Update on Field Emission Technology acquisition by AU Optronics

It seems that FED TV and field emission display monitors may be on the way from AU Optronics.

“According to the deal, AU Optronics will acquire certain assets that include patents, know-how, inventions, and relevant equipment related to field emission displays or FED, technology and materials from Tokyo, Japan-based FET, which is owned 39.8% by Sony Corp. (SNE)

AU Optronics’s Chief Executive Officer and President, L. J. Chen, said, “With its successful cooperation with FET, AUO intends to utilize FET’s resources of FED technology to commercialize products, which will hopefully benefit our customers and end consumers.”

FED is a new type of flat-panel display that has self light-emitting capacity and has great contrast and low power consumption, with no motion blur and deeper color depth capable of 12bit gray level.”

More on this exciting story at: rttnews.com

Excellent article on FED TV – FE Technologies design and production

There are many advantages to FED TV or field emission displays over plasma or LCD panels. However, they are very difficult to make. It appears that FET (Field Emission Technologies) has found a solution though.

EE Times published an excellent explanation of FED design and production last month. Please read the full story here. Excerpts are found below.

“No one has been able to mass produce FEDs as a video display due to several technical issues. Manufacturing challenges include problems related to field-emitter structures and the difficulty of attaining high vacuum levels required by FEDs.

Spindts electrodes
FE Technologies claims to have found solutions to the mass-production problem. FEDs are similar to CRTs. Instead of a single electron gun, FE Technologies’ FED uses a large array of cone-shaped electrodes, called “Spindts.” Many Spindts positioned behind each phosphor dot emit electrons through a process known as field emission.”

“A conventional Spindt device was structured by assigning one Spindt per pixel. Therefore, the size of each Spindt needed to be exactly identical, otherwise, the brightness of each pixel became uneven, lowering image quality.
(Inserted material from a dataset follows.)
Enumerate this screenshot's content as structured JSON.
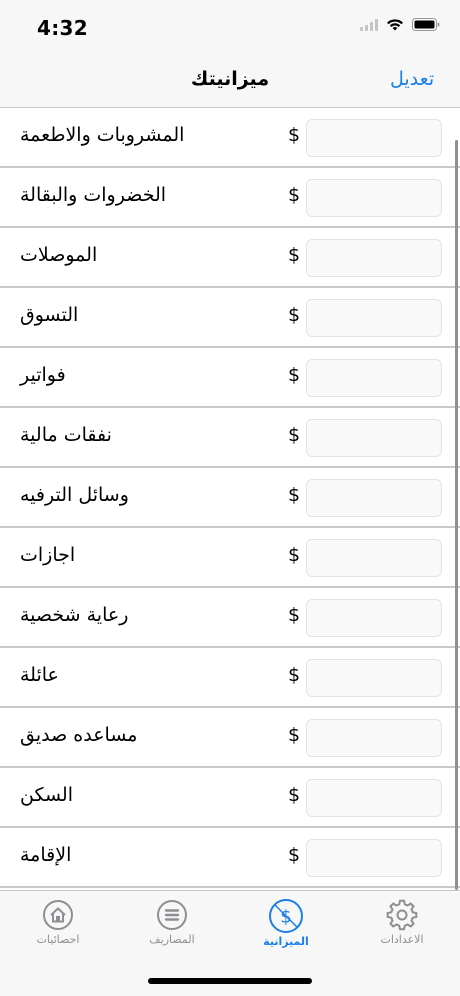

The company corrected the problem by placing multiple numbers of Spindts, called Nano-Spindt Structure, per pixel, thus evening Spindt differentials.”
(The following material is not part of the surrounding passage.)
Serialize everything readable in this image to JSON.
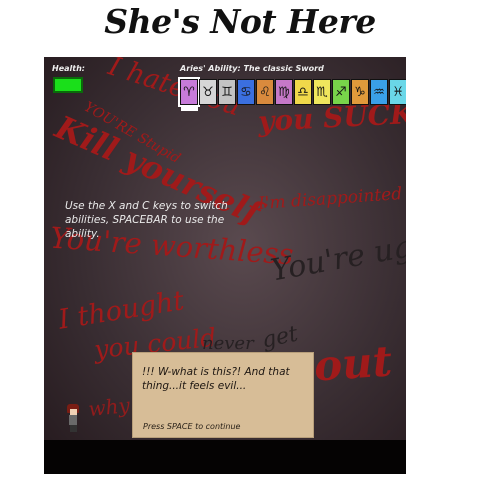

“Fourteen hundred Spindts are required to keep pixel brightness differentials within 2 percent,” said Hiroyuki Ikeda, general manager of marketing at FE Technologies. Using this structure, the electric current per Spindt decreased while Spindt operating lifetime was improved, the company said.

“The company said it will proceed with the mass production of FED panels using 5,000 glass substrates per month. The initial application for FE Technologies’ 26-inch FED panels will be as “master” monitors, used by TV broadcasters to check picture quality. Neither LCDs nor plasma displays are said to satisfy the high quality standard required by such master monitors.”